After a year to forget, Swimming Australia tapped into one of the sport-obsessed nation's greatest triumphs by appointing America's Cup-winning sailor John Bertrand as its new president on Friday.
The dual Olympian replaces Barclay Nettlefold, who resigned in June after just eight months in the job when he was accused of making an inappropriate remark to a female team consultant.
That was just one of a string of negative incidents that have dogged the body since the swimming powerhouse slumped to its lowest Olympic medal haul in 20 years at last year's London Olympic Games.
Bertrand was skipper of Australia II when it won the America's Cup in 1983, ending 132 years of United States dominance of the yacht racing challenge and sparking nationwide celebrations.

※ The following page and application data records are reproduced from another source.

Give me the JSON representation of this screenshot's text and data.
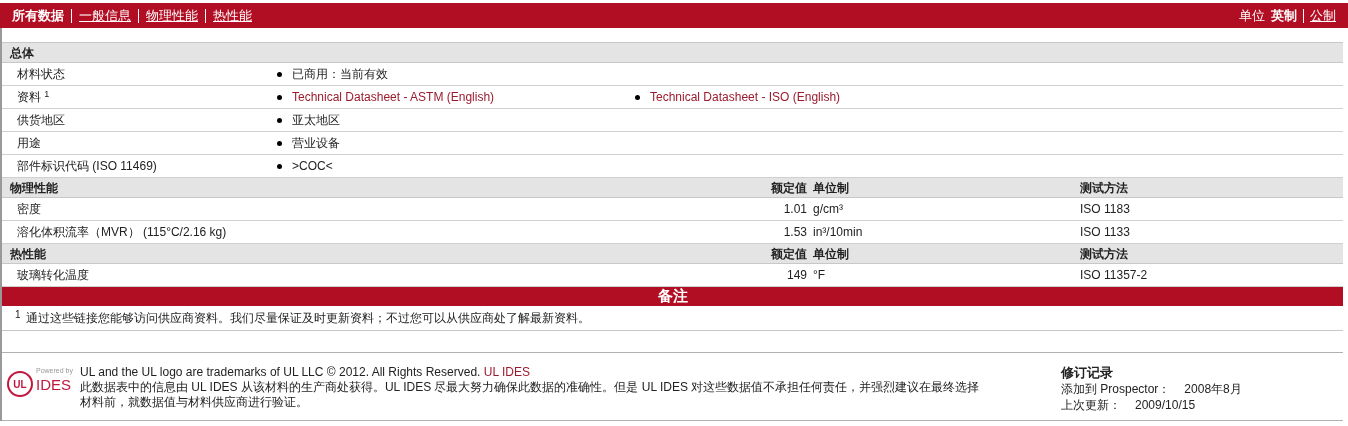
{
  "nav": {
    "tabs": [
      {
        "label": "所有数据",
        "selected": true
      },
      {
        "label": "一般信息",
        "selected": false
      },
      {
        "label": "物理性能",
        "selected": false
      },
      {
        "label": "热性能",
        "selected": false
      }
    ],
    "units_label": "单位",
    "units": [
      {
        "label": "英制",
        "selected": true
      },
      {
        "label": "公制",
        "selected": false
      }
    ]
  },
  "sections": [
    {
      "kind": "general",
      "title": "总体",
      "rows": [
        {
          "label": "材料状态",
          "values": [
            {
              "kind": "text",
              "text": "已商用：当前有效"
            }
          ]
        },
        {
          "label": "资料 $^{1}$",
          "values": [
            {
              "kind": "link",
              "text": "Technical Datasheet - ASTM (English)"
            },
            {
              "kind": "link",
              "text": "Technical Datasheet - ISO (English)"
            }
          ]
        },
        {
          "label": "供货地区",
          "values": [
            {
              "kind": "text",
              "text": "亚太地区"
            }
          ]
        },
        {
          "label": "用途",
          "values": [
            {
              "kind": "text",
              "text": "营业设备"
            }
          ]
        },
        {
          "label": "部件标识代码  (ISO 11469)",
          "values": [
            {
              "kind": "text",
              "text": ">COC<"
            }
          ]
        }
      ]
    },
    {
      "kind": "property",
      "title": "物理性能",
      "columns": [
        "额定值",
        "单位制",
        "测试方法"
      ],
      "rows": [
        {
          "label": "密度",
          "value": "1.01",
          "unit": "g/cm³",
          "method": "ISO 1183"
        },
        {
          "label": "溶化体积流率（MVR）  (115°C/2.16 kg)",
          "value": "1.53",
          "unit": "in³/10min",
          "method": "ISO 1133"
        }
      ]
    },
    {
      "kind": "property",
      "title": "热性能",
      "columns": [
        "额定值",
        "单位制",
        "测试方法"
      ],
      "rows": [
        {
          "label": "玻璃转化温度",
          "value": "149",
          "unit": "°F",
          "method": "ISO 11357-2"
        }
      ]
    }
  ],
  "notes": {
    "title": "备注",
    "items": [
      {
        "mark": "1",
        "text": "通过这些链接您能够访问供应商资料。我们尽量保证及时更新资料；不过您可以从供应商处了解最新资料。"
      }
    ]
  },
  "footer": {
    "logo": {
      "mark": "UL",
      "powered_by": "Powered by",
      "brand": "IDES"
    },
    "trademark": "UL and the UL logo are trademarks of UL LLC © 2012. All Rights Reserved.",
    "trademark_link": "UL IDES",
    "disclaimer": "此数据表中的信息由  UL IDES 从该材料的生产商处获得。UL IDES 尽最大努力确保此数据的准确性。但是  UL IDES 对这些数据值不承担任何责任，并强烈建议在最终选择材料前，就数据值与材料供应商进行验证。",
    "revision": {
      "title": "修订记录",
      "added_label": "添加到  Prospector：",
      "added_value": "2008年8月",
      "updated_label": "上次更新：",
      "updated_value": "2009/10/15"
    }
  }
}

"Swimming has a proud history in this country and a reputation for hard work, humility and success. This tradition needs to continue and be a clear focus for all athletes and coaches as we head toward [the] Rio [Olympic Games]," the 66-year-old said in a statement.

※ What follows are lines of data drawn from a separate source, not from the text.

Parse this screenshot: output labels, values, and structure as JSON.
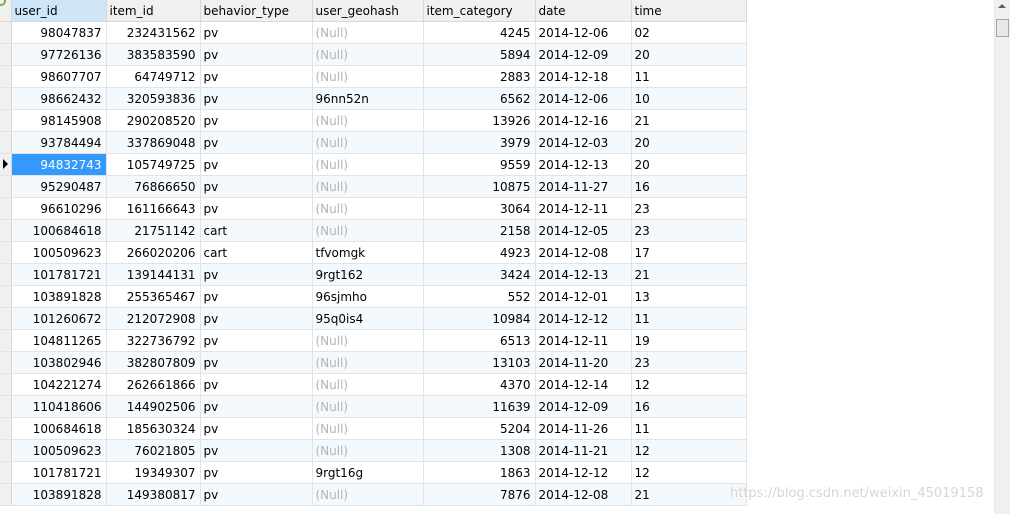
{
  "columns": [
    "user_id",
    "item_id",
    "behavior_type",
    "user_geohash",
    "item_category",
    "date",
    "time"
  ],
  "rows": [
    [
      "98047837",
      "232431562",
      "pv",
      "(Null)",
      "4245",
      "2014-12-06",
      "02"
    ],
    [
      "97726136",
      "383583590",
      "pv",
      "(Null)",
      "5894",
      "2014-12-09",
      "20"
    ],
    [
      "98607707",
      "64749712",
      "pv",
      "(Null)",
      "2883",
      "2014-12-18",
      "11"
    ],
    [
      "98662432",
      "320593836",
      "pv",
      "96nn52n",
      "6562",
      "2014-12-06",
      "10"
    ],
    [
      "98145908",
      "290208520",
      "pv",
      "(Null)",
      "13926",
      "2014-12-16",
      "21"
    ],
    [
      "93784494",
      "337869048",
      "pv",
      "(Null)",
      "3979",
      "2014-12-03",
      "20"
    ],
    [
      "94832743",
      "105749725",
      "pv",
      "(Null)",
      "9559",
      "2014-12-13",
      "20"
    ],
    [
      "95290487",
      "76866650",
      "pv",
      "(Null)",
      "10875",
      "2014-11-27",
      "16"
    ],
    [
      "96610296",
      "161166643",
      "pv",
      "(Null)",
      "3064",
      "2014-12-11",
      "23"
    ],
    [
      "100684618",
      "21751142",
      "cart",
      "(Null)",
      "2158",
      "2014-12-05",
      "23"
    ],
    [
      "100509623",
      "266020206",
      "cart",
      "tfvomgk",
      "4923",
      "2014-12-08",
      "17"
    ],
    [
      "101781721",
      "139144131",
      "pv",
      "9rgt162",
      "3424",
      "2014-12-13",
      "21"
    ],
    [
      "103891828",
      "255365467",
      "pv",
      "96sjmho",
      "552",
      "2014-12-01",
      "13"
    ],
    [
      "101260672",
      "212072908",
      "pv",
      "95q0is4",
      "10984",
      "2014-12-12",
      "11"
    ],
    [
      "104811265",
      "322736792",
      "pv",
      "(Null)",
      "6513",
      "2014-12-11",
      "19"
    ],
    [
      "103802946",
      "382807809",
      "pv",
      "(Null)",
      "13103",
      "2014-11-20",
      "23"
    ],
    [
      "104221274",
      "262661866",
      "pv",
      "(Null)",
      "4370",
      "2014-12-14",
      "12"
    ],
    [
      "110418606",
      "144902506",
      "pv",
      "(Null)",
      "11639",
      "2014-12-09",
      "16"
    ],
    [
      "100684618",
      "185630324",
      "pv",
      "(Null)",
      "5204",
      "2014-11-26",
      "11"
    ],
    [
      "100509623",
      "76021805",
      "pv",
      "(Null)",
      "1308",
      "2014-11-21",
      "12"
    ],
    [
      "101781721",
      "19349307",
      "pv",
      "9rgt16g",
      "1863",
      "2014-12-12",
      "12"
    ],
    [
      "103891828",
      "149380817",
      "pv",
      "(Null)",
      "7876",
      "2014-12-08",
      "21"
    ]
  ],
  "selected_row_index": 6,
  "selected_column_index": 0,
  "highlighted_header_index": 0,
  "watermark": "https://blog.csdn.net/weixin_45019158",
  "colors": {
    "selection": "#3399ff",
    "null_text": "#b4b4b4",
    "alt_row": "#f4f9fe",
    "header_bg": "#f0f0f0"
  }
}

Betrand takes over an organization still reeling from a scathing review into the London Games in February which said poor management had allowed a "culturally toxic" environment to develop with abuse of alcohol and prescription drugs, as well as flouting of curfews and bullying going unchecked.
Six top swimmers were subsequently fined for taking Stilnox, a sedative banned by the Australian Olympic Committee (AOC), as part of a "bonding" session in the lead-up to London.
An Independent Swimming Review into the high performance program commissioned by the Australian Sports Commission also reported in February, making 35 recommendations for improvements.
Swimming Australia was also hit in the pocket with the withdrawal of a major sponsor and only last week.
Reuters - Global Times